## [What is required]
Return every line from the records below with the string "vertical".

## [Source information]
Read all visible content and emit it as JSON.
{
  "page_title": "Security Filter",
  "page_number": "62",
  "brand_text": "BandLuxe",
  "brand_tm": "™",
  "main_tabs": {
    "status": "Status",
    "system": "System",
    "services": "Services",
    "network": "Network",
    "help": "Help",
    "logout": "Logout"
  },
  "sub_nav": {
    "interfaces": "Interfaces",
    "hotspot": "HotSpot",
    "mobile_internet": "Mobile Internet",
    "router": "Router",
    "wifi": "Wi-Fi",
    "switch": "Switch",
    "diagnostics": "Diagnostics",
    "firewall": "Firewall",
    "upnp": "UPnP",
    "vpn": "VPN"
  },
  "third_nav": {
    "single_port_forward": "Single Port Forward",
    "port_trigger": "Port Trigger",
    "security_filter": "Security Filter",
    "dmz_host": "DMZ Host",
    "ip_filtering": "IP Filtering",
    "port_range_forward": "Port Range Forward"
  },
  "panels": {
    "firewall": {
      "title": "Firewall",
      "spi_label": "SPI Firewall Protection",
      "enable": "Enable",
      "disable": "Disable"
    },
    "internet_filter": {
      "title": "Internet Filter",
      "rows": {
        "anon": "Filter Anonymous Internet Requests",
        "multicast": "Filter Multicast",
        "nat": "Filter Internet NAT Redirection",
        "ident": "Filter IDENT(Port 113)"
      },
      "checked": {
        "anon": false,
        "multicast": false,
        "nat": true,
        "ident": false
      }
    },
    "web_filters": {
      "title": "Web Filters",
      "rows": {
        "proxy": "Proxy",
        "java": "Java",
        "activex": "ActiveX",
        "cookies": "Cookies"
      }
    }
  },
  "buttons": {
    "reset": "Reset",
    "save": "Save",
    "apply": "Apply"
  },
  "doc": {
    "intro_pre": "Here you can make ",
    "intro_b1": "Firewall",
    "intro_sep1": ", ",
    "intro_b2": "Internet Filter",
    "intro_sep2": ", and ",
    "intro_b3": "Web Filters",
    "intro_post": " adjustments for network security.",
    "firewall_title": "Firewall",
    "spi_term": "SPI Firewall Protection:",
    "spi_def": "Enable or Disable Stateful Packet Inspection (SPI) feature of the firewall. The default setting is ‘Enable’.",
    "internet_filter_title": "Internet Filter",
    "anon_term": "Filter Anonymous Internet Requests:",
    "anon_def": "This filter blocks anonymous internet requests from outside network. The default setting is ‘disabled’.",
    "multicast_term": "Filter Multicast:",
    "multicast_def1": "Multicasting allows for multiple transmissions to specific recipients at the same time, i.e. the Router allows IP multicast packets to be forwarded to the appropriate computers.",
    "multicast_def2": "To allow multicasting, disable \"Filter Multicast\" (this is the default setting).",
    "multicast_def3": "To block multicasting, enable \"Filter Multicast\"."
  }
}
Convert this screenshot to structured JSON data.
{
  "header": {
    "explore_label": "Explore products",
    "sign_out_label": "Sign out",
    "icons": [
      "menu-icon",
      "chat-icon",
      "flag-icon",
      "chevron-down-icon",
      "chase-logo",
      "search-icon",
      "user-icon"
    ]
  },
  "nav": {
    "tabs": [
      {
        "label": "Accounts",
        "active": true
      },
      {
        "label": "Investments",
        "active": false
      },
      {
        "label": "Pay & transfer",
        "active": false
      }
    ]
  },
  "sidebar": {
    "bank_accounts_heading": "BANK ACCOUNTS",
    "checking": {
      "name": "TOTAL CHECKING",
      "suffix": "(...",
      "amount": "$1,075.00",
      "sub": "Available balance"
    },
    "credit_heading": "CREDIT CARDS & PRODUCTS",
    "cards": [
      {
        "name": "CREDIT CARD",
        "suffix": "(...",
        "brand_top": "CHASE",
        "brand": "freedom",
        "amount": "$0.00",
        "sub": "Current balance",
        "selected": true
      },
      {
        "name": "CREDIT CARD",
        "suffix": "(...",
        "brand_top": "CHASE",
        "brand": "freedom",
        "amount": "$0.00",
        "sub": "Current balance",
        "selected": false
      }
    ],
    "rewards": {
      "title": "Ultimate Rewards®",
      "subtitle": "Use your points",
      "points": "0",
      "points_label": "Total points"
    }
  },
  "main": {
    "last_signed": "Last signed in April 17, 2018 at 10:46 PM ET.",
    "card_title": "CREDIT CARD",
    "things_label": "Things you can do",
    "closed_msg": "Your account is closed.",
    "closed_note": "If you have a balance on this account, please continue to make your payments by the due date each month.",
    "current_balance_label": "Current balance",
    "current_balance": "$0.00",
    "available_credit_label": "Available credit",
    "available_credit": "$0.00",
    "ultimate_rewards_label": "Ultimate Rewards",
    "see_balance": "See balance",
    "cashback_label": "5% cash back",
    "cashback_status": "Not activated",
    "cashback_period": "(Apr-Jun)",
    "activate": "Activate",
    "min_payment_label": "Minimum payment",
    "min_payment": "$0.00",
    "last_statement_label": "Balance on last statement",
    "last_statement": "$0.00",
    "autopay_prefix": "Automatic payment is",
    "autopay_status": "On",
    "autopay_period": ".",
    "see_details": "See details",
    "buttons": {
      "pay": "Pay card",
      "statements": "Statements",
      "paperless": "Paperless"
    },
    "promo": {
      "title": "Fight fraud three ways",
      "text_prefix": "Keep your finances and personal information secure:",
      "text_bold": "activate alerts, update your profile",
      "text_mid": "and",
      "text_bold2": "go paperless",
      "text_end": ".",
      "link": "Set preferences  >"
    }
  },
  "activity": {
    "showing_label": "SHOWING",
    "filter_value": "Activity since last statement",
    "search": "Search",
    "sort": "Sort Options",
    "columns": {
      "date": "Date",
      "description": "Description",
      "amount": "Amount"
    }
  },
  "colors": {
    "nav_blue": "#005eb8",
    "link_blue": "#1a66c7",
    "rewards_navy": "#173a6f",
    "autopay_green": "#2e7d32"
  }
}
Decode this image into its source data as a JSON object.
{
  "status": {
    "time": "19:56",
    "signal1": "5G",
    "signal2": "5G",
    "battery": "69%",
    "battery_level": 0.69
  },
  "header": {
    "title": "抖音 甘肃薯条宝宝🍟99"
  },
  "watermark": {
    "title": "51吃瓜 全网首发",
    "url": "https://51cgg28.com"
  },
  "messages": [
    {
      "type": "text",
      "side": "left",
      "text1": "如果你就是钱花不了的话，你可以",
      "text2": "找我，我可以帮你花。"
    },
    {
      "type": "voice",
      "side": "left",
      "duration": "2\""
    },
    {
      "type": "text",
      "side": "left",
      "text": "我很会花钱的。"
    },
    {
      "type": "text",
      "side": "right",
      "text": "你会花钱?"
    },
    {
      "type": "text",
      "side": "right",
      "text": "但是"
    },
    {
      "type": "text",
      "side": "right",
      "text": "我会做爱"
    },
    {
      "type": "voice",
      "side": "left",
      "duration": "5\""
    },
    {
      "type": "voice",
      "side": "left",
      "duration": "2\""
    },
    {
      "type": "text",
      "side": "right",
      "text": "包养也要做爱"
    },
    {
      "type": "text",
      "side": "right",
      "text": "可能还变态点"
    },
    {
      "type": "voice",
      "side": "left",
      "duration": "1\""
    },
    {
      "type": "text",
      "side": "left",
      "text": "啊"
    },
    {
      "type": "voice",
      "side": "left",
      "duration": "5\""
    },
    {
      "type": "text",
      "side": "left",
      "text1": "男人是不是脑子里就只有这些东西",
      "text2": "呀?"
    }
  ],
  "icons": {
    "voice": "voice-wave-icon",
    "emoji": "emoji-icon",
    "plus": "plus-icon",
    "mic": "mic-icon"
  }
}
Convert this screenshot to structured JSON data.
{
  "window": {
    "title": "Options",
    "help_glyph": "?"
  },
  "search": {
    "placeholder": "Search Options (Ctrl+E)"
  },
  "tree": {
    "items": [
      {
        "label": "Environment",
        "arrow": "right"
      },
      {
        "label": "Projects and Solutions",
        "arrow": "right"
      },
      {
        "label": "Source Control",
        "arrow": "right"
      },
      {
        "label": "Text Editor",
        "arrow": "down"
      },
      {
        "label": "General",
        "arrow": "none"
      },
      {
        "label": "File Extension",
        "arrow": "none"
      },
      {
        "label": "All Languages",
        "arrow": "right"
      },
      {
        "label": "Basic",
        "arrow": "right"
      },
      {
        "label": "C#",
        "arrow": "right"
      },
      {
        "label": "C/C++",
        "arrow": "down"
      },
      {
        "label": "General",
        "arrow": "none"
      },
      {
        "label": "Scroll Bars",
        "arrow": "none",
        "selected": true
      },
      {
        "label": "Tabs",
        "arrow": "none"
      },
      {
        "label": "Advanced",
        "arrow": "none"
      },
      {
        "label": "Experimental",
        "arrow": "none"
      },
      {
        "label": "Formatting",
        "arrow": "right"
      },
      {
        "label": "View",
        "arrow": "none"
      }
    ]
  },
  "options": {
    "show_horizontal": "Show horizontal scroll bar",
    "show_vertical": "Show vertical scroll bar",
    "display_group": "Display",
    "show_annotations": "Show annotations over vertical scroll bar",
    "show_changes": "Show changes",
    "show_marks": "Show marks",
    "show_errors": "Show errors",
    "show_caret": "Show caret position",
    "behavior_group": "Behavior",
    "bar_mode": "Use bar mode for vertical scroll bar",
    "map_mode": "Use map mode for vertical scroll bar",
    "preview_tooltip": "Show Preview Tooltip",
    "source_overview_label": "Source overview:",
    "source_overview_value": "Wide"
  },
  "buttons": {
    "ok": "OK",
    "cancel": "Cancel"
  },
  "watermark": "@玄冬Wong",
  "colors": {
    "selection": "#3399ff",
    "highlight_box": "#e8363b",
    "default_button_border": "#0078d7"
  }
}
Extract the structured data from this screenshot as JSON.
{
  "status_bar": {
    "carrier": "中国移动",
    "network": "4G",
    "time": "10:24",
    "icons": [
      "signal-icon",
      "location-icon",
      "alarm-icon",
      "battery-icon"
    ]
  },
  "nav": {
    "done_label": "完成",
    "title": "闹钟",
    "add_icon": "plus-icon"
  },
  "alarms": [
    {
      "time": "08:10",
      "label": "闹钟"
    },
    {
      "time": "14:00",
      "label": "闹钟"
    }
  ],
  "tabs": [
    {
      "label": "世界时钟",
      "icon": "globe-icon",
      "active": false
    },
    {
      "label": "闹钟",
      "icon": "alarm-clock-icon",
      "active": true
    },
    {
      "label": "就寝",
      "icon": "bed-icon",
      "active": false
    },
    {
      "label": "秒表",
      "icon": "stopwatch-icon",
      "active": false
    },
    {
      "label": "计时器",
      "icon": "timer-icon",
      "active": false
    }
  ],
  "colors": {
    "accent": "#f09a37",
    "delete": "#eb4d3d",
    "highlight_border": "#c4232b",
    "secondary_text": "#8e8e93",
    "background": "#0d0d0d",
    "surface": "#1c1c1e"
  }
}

## [Exercise output]
    "show_vertical": "Show vertical scroll bar",
    "show_annotations": "Show annotations over vertical scroll bar",
    "bar_mode": "Use bar mode for vertical scroll bar",
    "map_mode": "Use map mode for vertical scroll bar",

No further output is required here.